[Opening Data shown section]

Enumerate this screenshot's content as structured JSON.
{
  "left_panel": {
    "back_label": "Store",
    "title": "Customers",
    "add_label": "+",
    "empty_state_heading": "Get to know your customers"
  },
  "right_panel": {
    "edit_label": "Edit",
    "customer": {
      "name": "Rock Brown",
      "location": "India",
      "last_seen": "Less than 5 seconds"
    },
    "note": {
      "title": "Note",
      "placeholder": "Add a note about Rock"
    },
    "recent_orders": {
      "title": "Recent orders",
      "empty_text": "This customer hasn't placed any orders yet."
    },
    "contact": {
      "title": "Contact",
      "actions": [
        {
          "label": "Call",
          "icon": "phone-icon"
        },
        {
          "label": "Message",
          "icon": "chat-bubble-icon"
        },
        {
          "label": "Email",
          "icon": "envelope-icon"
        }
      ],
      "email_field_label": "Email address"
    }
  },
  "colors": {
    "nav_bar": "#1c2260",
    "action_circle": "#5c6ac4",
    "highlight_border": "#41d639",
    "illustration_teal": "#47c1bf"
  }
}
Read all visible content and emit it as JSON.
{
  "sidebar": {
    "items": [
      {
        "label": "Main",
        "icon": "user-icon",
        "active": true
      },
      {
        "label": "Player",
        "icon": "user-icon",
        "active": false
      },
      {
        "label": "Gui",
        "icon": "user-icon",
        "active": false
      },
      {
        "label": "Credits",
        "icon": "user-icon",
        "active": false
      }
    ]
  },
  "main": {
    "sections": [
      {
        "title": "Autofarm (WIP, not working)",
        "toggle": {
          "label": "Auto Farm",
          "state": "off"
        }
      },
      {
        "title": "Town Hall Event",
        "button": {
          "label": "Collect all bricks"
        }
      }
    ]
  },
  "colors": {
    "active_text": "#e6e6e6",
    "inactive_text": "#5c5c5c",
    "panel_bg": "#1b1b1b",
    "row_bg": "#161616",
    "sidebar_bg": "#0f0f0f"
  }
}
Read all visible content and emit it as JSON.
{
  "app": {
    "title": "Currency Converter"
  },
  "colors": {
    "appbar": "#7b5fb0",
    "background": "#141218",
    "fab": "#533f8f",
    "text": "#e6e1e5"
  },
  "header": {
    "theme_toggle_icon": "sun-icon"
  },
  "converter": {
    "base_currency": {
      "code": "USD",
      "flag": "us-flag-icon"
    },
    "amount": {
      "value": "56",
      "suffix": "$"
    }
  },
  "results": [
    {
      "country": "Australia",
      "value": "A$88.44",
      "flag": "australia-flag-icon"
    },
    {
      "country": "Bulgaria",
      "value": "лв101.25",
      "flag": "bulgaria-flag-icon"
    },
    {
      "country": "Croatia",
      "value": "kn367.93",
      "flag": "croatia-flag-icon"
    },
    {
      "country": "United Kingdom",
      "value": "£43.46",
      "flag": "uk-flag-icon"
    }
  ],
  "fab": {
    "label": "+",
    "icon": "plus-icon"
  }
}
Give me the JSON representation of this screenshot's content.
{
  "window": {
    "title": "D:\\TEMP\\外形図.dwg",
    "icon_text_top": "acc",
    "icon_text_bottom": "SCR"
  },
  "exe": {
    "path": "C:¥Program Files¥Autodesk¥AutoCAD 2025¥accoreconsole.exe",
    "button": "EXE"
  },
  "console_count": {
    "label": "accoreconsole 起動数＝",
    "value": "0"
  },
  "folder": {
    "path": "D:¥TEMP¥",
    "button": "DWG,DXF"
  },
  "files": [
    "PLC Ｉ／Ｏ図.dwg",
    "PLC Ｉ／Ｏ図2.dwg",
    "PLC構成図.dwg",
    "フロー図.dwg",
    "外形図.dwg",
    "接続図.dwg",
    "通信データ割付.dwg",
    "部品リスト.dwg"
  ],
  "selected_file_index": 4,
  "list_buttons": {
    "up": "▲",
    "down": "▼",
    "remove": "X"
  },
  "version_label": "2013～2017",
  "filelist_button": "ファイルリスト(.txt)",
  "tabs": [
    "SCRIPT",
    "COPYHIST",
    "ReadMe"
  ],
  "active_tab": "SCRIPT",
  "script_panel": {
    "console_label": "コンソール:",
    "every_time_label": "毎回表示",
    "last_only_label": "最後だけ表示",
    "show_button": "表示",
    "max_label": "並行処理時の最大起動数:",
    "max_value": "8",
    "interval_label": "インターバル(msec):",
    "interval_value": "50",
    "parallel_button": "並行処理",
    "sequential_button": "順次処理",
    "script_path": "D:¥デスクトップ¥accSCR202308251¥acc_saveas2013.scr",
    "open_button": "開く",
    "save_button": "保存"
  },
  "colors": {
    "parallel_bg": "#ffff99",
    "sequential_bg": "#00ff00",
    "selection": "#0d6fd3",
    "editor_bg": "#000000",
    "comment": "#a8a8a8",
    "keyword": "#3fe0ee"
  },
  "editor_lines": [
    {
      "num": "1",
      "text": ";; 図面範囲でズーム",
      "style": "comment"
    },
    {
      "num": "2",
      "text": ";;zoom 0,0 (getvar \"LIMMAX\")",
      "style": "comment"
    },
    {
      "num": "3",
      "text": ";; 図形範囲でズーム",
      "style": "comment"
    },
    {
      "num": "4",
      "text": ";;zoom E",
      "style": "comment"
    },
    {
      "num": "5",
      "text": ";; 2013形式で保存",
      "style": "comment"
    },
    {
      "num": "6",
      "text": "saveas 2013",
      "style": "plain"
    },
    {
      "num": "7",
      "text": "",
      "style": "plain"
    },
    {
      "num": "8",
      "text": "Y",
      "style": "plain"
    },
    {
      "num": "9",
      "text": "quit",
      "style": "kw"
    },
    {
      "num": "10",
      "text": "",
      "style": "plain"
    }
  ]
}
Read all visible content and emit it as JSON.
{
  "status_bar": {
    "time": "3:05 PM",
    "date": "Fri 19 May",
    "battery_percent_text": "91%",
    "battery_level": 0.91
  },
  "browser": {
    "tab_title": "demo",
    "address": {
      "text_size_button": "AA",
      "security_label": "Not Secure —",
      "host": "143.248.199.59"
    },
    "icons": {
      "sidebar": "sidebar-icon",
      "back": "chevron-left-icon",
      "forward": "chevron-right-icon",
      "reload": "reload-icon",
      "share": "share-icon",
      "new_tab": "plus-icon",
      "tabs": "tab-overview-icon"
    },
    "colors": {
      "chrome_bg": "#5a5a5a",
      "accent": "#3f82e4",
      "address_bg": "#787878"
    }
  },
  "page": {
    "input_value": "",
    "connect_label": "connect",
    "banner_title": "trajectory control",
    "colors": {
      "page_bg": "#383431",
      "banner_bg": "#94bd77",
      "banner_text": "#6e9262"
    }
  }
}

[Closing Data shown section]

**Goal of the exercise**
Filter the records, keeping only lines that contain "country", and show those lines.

**Expected answer**
      "country": "Australia",
      "country": "Bulgaria",
      "country": "Croatia",
      "country": "United Kingdom",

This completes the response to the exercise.